In November of 2011, I wrote a column on the value of risk management for law firms and put forward the proposition that “[d]espite th[e] considerable grounding in working with risk and counseling clients on methods to minimize and avoid risk, seemingly very few law firms in Canada actually engage in any sort of structured or coordinated risk management activities for their own organizations.” I was recently contacted by a reporter for a legal industry publication to discuss risk management for law firms and thus had the opportunity to reflect on my original statement. When asked a question regarding the . . . [more]

Posted in: Practice of Law

Motivation by Deadline

I used to have it bad. In university I pulled all nighters for my papers, and crammed for exams.
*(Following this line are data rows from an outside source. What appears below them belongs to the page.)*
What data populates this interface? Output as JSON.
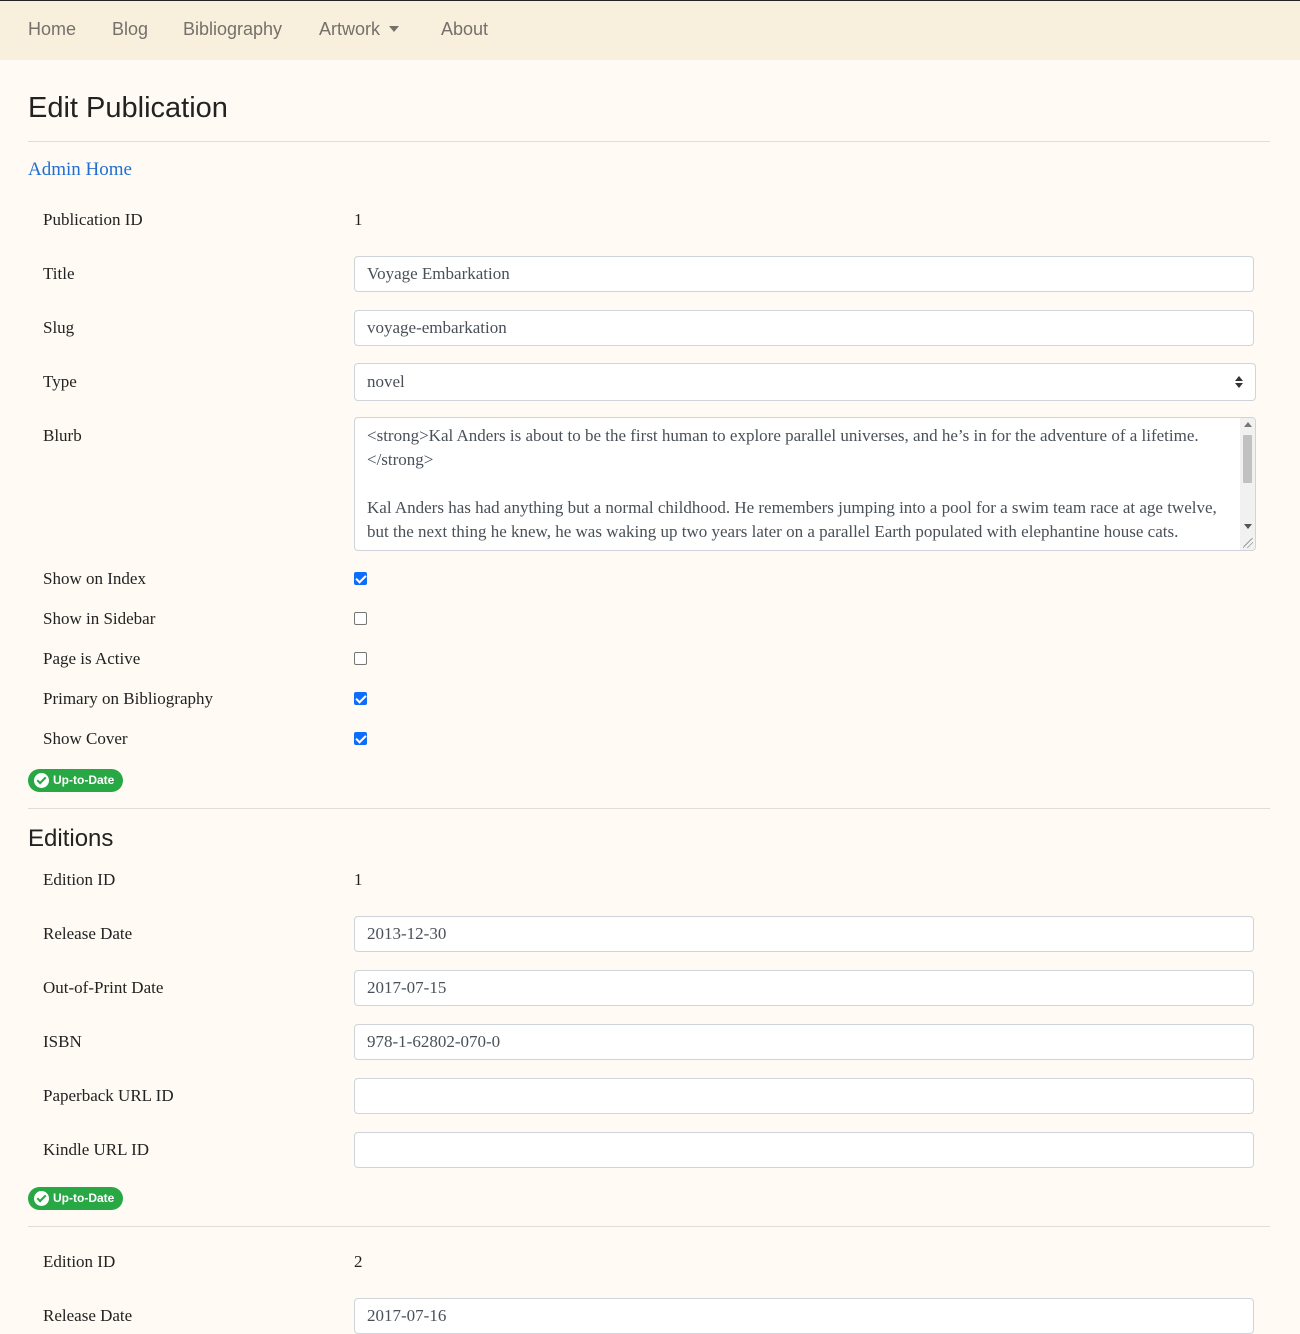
{
  "nav": {
    "home": "Home",
    "blog": "Blog",
    "bibliography": "Bibliography",
    "artwork": "Artwork",
    "about": "About"
  },
  "page": {
    "title": "Edit Publication",
    "admin_home": "Admin Home"
  },
  "publication": {
    "id_label": "Publication ID",
    "id_value": "1",
    "title_label": "Title",
    "title_value": "Voyage Embarkation",
    "slug_label": "Slug",
    "slug_value": "voyage-embarkation",
    "type_label": "Type",
    "type_value": "novel",
    "blurb_label": "Blurb",
    "blurb_value": "<strong>Kal Anders is about to be the first human to explore parallel universes, and he’s in for the adventure of a lifetime.</strong>\n\nKal Anders has had anything but a normal childhood. He remembers jumping into a pool for a swim team race at age twelve, but the next thing he knew, he was waking up two years later on a parallel Earth populated with elephantine house cats.",
    "checkboxes": [
      {
        "label": "Show on Index",
        "checked": true
      },
      {
        "label": "Show in Sidebar",
        "checked": false
      },
      {
        "label": "Page is Active",
        "checked": false
      },
      {
        "label": "Primary on Bibliography",
        "checked": true
      },
      {
        "label": "Show Cover",
        "checked": true
      }
    ],
    "status_badge": "Up-to-Date"
  },
  "editions_heading": "Editions",
  "editions": [
    {
      "id_label": "Edition ID",
      "id_value": "1",
      "release_label": "Release Date",
      "release_value": "2013-12-30",
      "oop_label": "Out-of-Print Date",
      "oop_value": "2017-07-15",
      "isbn_label": "ISBN",
      "isbn_value": "978-1-62802-070-0",
      "paperback_label": "Paperback URL ID",
      "paperback_value": "",
      "kindle_label": "Kindle URL ID",
      "kindle_value": "",
      "status_badge": "Up-to-Date"
    },
    {
      "id_label": "Edition ID",
      "id_value": "2",
      "release_label": "Release Date",
      "release_value": "2017-07-16"
    }
  ],
  "colors": {
    "background": "#fffaf3",
    "navbar": "#f8efdd",
    "link": "#1f6fd1",
    "badge": "#28a745",
    "checkbox": "#0d6efd"
  }
}
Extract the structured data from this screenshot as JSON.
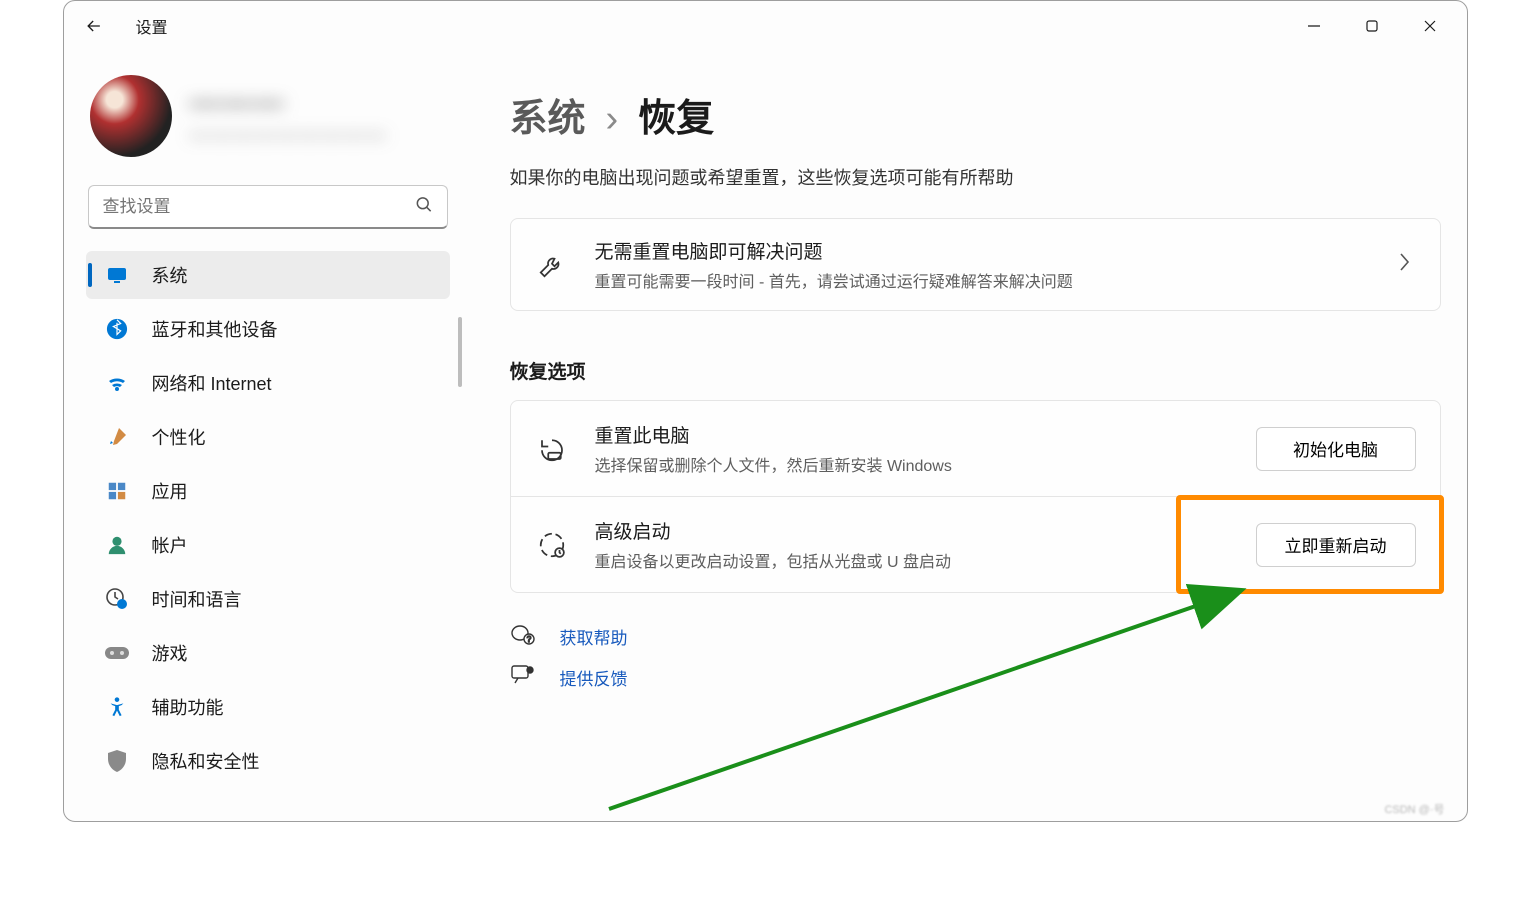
{
  "app": {
    "title": "设置"
  },
  "search": {
    "placeholder": "查找设置"
  },
  "profile": {
    "name_blur": "———",
    "sub_blur": "—————————"
  },
  "sidebar": {
    "items": [
      {
        "id": "system",
        "label": "系统",
        "icon": "monitor-icon",
        "active": true
      },
      {
        "id": "bluetooth",
        "label": "蓝牙和其他设备",
        "icon": "bluetooth-icon",
        "active": false
      },
      {
        "id": "network",
        "label": "网络和 Internet",
        "icon": "wifi-icon",
        "active": false
      },
      {
        "id": "personalize",
        "label": "个性化",
        "icon": "paintbrush-icon",
        "active": false
      },
      {
        "id": "apps",
        "label": "应用",
        "icon": "apps-icon",
        "active": false
      },
      {
        "id": "accounts",
        "label": "帐户",
        "icon": "person-icon",
        "active": false
      },
      {
        "id": "timelang",
        "label": "时间和语言",
        "icon": "clock-globe-icon",
        "active": false
      },
      {
        "id": "gaming",
        "label": "游戏",
        "icon": "gamepad-icon",
        "active": false
      },
      {
        "id": "accessibility",
        "label": "辅助功能",
        "icon": "accessibility-icon",
        "active": false
      },
      {
        "id": "privacy",
        "label": "隐私和安全性",
        "icon": "shield-icon",
        "active": false
      }
    ]
  },
  "breadcrumb": {
    "root": "系统",
    "sep": "›",
    "leaf": "恢复"
  },
  "intro": "如果你的电脑出现问题或希望重置，这些恢复选项可能有所帮助",
  "troubleshoot_card": {
    "title": "无需重置电脑即可解决问题",
    "desc": "重置可能需要一段时间 - 首先，请尝试通过运行疑难解答来解决问题"
  },
  "recovery_section_title": "恢复选项",
  "recovery_options": [
    {
      "id": "reset",
      "title": "重置此电脑",
      "desc": "选择保留或删除个人文件，然后重新安装 Windows",
      "button": "初始化电脑",
      "icon": "reset-icon",
      "highlight": false
    },
    {
      "id": "advanced",
      "title": "高级启动",
      "desc": "重启设备以更改启动设置，包括从光盘或 U 盘启动",
      "button": "立即重新启动",
      "icon": "startup-icon",
      "highlight": true
    }
  ],
  "links": {
    "help": "获取帮助",
    "feedback": "提供反馈"
  },
  "watermark": "CSDN @·号"
}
I even tried cramming for my Chinese 101 exam – trying to memorise two hundred plus Chinese characters in one night is not something I would recommend to anyone. Let me just say, it didn’t end well.

This last minute frenzy approach to work followed me into professional life and meant that I was stressed out, fighting the clock, and left wondering if my good work product could have been great if I had a little more time to give it. . . . [more]

Posted in: Practice of Law

A Crisis of International Law

My columns are largely about international trends and innovation around justice delivery at the national level. But I am an international lawyer. On holiday in Tuscany I am able to digest (as opposed to take in) the news about the tsunami of peace & security crises the world is now facing: Russia, Ukraine and the tragedy of MH17, the Israel-Gaza war, the war in Syria, and the conquests by ISIS. A propos: we have an economic and global-warming crisis as well. All this has me deeply worried about the very idea of international law.

Mark Mazower’s impressive book Governing the . . . [more]

Posted in: Practice of Law

Project Charters and the Five-Tools Project Manager

In the last article I described the idea behind becoming a very highly valued five-tools project manager. This time, let’s look at the first tool, the project charter.

Charter Basics

To start, recognize that all projects have a charter.

I’m not suggesting all projects have a written or even a conscious charter, however. Too many project teams fail to formulate a charter intentionally but rather drift – or blunder – into various facts they’ll later wish they’d known at the start.

Because when projects go south, they usually do so from the very beginning. The team doesn’t realize it, of . . . [more]

Posted in: Practice of Law

External Legal Spend Management – Controlling “Rate Creep”

Background

It would be a safe bet to assume that almost every in-house lawyer and CFO in the country expresses concern about managing external legal spend. A material amount of effort is spent with external legal service providers about managing rising legal costs. However, typically this focuses solely on the current rate structure being offered. This is only one part of a well defined legal services delivery platform. In addition to articulating the current fee structure, an intentional approach to fee reviews is necessary to effectively manage the effect of “rate creep” (the year over year increase of fees without . . . [more]

Posted in: Practice of Law